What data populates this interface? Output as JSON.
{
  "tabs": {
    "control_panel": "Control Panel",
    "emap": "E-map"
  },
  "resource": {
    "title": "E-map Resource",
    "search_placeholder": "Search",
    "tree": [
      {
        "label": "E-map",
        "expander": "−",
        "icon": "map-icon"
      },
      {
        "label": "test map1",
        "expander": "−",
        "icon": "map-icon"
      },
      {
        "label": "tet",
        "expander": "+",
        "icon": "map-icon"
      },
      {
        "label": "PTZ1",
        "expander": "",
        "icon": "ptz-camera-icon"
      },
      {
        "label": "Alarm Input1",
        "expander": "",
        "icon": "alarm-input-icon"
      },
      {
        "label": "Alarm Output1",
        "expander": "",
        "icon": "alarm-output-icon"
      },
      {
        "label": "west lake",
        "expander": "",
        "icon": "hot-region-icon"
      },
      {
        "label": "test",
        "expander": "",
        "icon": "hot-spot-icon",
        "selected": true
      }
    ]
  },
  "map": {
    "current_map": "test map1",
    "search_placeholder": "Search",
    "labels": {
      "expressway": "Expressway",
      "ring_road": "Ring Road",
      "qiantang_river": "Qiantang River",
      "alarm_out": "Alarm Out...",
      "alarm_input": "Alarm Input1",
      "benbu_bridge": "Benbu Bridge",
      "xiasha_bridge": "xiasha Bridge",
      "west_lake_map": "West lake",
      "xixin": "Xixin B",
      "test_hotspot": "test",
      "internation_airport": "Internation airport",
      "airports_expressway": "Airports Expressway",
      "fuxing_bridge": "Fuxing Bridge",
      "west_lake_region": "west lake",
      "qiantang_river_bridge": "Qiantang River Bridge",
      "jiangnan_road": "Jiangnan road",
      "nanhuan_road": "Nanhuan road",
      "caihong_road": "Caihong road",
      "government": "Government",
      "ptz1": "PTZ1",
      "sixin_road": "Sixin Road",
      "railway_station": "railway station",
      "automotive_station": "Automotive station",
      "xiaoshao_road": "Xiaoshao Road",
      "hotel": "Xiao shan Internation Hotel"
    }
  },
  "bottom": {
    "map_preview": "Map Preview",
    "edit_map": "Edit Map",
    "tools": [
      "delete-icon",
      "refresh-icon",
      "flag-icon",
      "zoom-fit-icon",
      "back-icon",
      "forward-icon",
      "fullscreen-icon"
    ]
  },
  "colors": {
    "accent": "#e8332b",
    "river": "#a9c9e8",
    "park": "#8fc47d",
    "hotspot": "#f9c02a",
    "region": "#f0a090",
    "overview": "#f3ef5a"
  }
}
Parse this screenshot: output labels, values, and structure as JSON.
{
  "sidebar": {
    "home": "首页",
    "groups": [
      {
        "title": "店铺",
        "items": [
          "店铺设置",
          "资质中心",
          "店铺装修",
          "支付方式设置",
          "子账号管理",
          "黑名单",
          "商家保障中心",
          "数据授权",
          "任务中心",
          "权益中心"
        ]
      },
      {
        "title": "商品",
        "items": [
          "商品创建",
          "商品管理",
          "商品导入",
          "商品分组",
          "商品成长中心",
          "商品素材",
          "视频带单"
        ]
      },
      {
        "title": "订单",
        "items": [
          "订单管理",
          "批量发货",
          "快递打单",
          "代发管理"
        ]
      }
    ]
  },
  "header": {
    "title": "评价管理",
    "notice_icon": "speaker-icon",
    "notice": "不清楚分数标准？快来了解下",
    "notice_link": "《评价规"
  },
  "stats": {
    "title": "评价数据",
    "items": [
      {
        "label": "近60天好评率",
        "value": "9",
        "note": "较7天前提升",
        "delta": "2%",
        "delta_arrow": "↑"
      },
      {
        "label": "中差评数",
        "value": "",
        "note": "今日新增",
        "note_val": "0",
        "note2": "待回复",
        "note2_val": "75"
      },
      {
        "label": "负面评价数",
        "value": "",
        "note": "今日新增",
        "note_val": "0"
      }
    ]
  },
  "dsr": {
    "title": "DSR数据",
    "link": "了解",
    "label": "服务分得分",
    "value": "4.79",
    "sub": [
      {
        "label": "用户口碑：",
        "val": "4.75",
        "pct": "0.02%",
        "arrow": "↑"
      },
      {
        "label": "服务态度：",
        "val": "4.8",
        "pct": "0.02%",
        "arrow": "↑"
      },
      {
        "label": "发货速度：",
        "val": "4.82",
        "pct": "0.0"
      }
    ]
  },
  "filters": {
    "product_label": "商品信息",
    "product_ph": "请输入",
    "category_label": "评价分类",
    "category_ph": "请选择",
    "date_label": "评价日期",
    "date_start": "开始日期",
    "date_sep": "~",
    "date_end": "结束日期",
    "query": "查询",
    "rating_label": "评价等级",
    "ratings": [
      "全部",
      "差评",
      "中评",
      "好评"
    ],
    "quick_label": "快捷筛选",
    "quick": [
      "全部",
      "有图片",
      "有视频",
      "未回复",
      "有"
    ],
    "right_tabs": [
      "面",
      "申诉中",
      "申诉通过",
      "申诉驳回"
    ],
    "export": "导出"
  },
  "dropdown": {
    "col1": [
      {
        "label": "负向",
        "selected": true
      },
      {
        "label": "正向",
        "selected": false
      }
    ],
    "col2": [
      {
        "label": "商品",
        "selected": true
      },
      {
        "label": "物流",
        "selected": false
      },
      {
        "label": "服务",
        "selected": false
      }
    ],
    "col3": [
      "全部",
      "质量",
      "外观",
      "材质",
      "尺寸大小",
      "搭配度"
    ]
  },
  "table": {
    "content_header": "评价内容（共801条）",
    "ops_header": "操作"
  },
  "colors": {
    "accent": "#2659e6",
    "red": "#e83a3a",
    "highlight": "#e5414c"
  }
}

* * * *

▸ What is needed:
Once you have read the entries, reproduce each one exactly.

▸ Output:
What data populates this interface? Output as JSON.
{
  "tabs": {
    "control_panel": "Control Panel",
    "emap": "E-map"
  },
  "resource": {
    "title": "E-map Resource",
    "search_placeholder": "Search",
    "tree": [
      {
        "label": "E-map",
        "expander": "−",
        "icon": "map-icon"
      },
      {
        "label": "test map1",
        "expander": "−",
        "icon": "map-icon"
      },
      {
        "label": "tet",
        "expander": "+",
        "icon": "map-icon"
      },
      {
        "label": "PTZ1",
        "expander": "",
        "icon": "ptz-camera-icon"
      },
      {
        "label": "Alarm Input1",
        "expander": "",
        "icon": "alarm-input-icon"
      },
      {
        "label": "Alarm Output1",
        "expander": "",
        "icon": "alarm-output-icon"
      },
      {
        "label": "west lake",
        "expander": "",
        "icon": "hot-region-icon"
      },
      {
        "label": "test",
        "expander": "",
        "icon": "hot-spot-icon",
        "selected": true
      }
    ]
  },
  "map": {
    "current_map": "test map1",
    "search_placeholder": "Search",
    "labels": {
      "expressway": "Expressway",
      "ring_road": "Ring Road",
      "qiantang_river": "Qiantang River",
      "alarm_out": "Alarm Out...",
      "alarm_input": "Alarm Input1",
      "benbu_bridge": "Benbu Bridge",
      "xiasha_bridge": "xiasha Bridge",
      "west_lake_map": "West lake",
      "xixin": "Xixin B",
      "test_hotspot": "test",
      "internation_airport": "Internation airport",
      "airports_expressway": "Airports Expressway",
      "fuxing_bridge": "Fuxing Bridge",
      "west_lake_region": "west lake",
      "qiantang_river_bridge": "Qiantang River Bridge",
      "jiangnan_road": "Jiangnan road",
      "nanhuan_road": "Nanhuan road",
      "caihong_road": "Caihong road",
      "government": "Government",
      "ptz1": "PTZ1",
      "sixin_road": "Sixin Road",
      "railway_station": "railway station",
      "automotive_station": "Automotive station",
      "xiaoshao_road": "Xiaoshao Road",
      "hotel": "Xiao shan Internation Hotel"
    }
  },
  "bottom": {
    "map_preview": "Map Preview",
    "edit_map": "Edit Map",
    "tools": [
      "delete-icon",
      "refresh-icon",
      "flag-icon",
      "zoom-fit-icon",
      "back-icon",
      "forward-icon",
      "fullscreen-icon"
    ]
  },
  "colors": {
    "accent": "#e8332b",
    "river": "#a9c9e8",
    "park": "#8fc47d",
    "hotspot": "#f9c02a",
    "region": "#f0a090",
    "overview": "#f3ef5a"
  }
}
Parse this screenshot: output labels, values, and structure as JSON.
{
  "sidebar": {
    "home": "首页",
    "groups": [
      {
        "title": "店铺",
        "items": [
          "店铺设置",
          "资质中心",
          "店铺装修",
          "支付方式设置",
          "子账号管理",
          "黑名单",
          "商家保障中心",
          "数据授权",
          "任务中心",
          "权益中心"
        ]
      },
      {
        "title": "商品",
        "items": [
          "商品创建",
          "商品管理",
          "商品导入",
          "商品分组",
          "商品成长中心",
          "商品素材",
          "视频带单"
        ]
      },
      {
        "title": "订单",
        "items": [
          "订单管理",
          "批量发货",
          "快递打单",
          "代发管理"
        ]
      }
    ]
  },
  "header": {
    "title": "评价管理",
    "notice_icon": "speaker-icon",
    "notice": "不清楚分数标准？快来了解下",
    "notice_link": "《评价规"
  },
  "stats": {
    "title": "评价数据",
    "items": [
      {
        "label": "近60天好评率",
        "value": "9",
        "note": "较7天前提升",
        "delta": "2%",
        "delta_arrow": "↑"
      },
      {
        "label": "中差评数",
        "value": "",
        "note": "今日新增",
        "note_val": "0",
        "note2": "待回复",
        "note2_val": "75"
      },
      {
        "label": "负面评价数",
        "value": "",
        "note": "今日新增",
        "note_val": "0"
      }
    ]
  },
  "dsr": {
    "title": "DSR数据",
    "link": "了解",
    "label": "服务分得分",
    "value": "4.79",
    "sub": [
      {
        "label": "用户口碑：",
        "val": "4.75",
        "pct": "0.02%",
        "arrow": "↑"
      },
      {
        "label": "服务态度：",
        "val": "4.8",
        "pct": "0.02%",
        "arrow": "↑"
      },
      {
        "label": "发货速度：",
        "val": "4.82",
        "pct": "0.0"
      }
    ]
  },
  "filters": {
    "product_label": "商品信息",
    "product_ph": "请输入",
    "category_label": "评价分类",
    "category_ph": "请选择",
    "date_label": "评价日期",
    "date_start": "开始日期",
    "date_sep": "~",
    "date_end": "结束日期",
    "query": "查询",
    "rating_label": "评价等级",
    "ratings": [
      "全部",
      "差评",
      "中评",
      "好评"
    ],
    "quick_label": "快捷筛选",
    "quick": [
      "全部",
      "有图片",
      "有视频",
      "未回复",
      "有"
    ],
    "right_tabs": [
      "面",
      "申诉中",
      "申诉通过",
      "申诉驳回"
    ],
    "export": "导出"
  },
  "dropdown": {
    "col1": [
      {
        "label": "负向",
        "selected": true
      },
      {
        "label": "正向",
        "selected": false
      }
    ],
    "col2": [
      {
        "label": "商品",
        "selected": true
      },
      {
        "label": "物流",
        "selected": false
      },
      {
        "label": "服务",
        "selected": false
      }
    ],
    "col3": [
      "全部",
      "质量",
      "外观",
      "材质",
      "尺寸大小",
      "搭配度"
    ]
  },
  "table": {
    "content_header": "评价内容（共801条）",
    "ops_header": "操作"
  },
  "colors": {
    "accent": "#2659e6",
    "red": "#e83a3a",
    "highlight": "#e5414c"
  }
}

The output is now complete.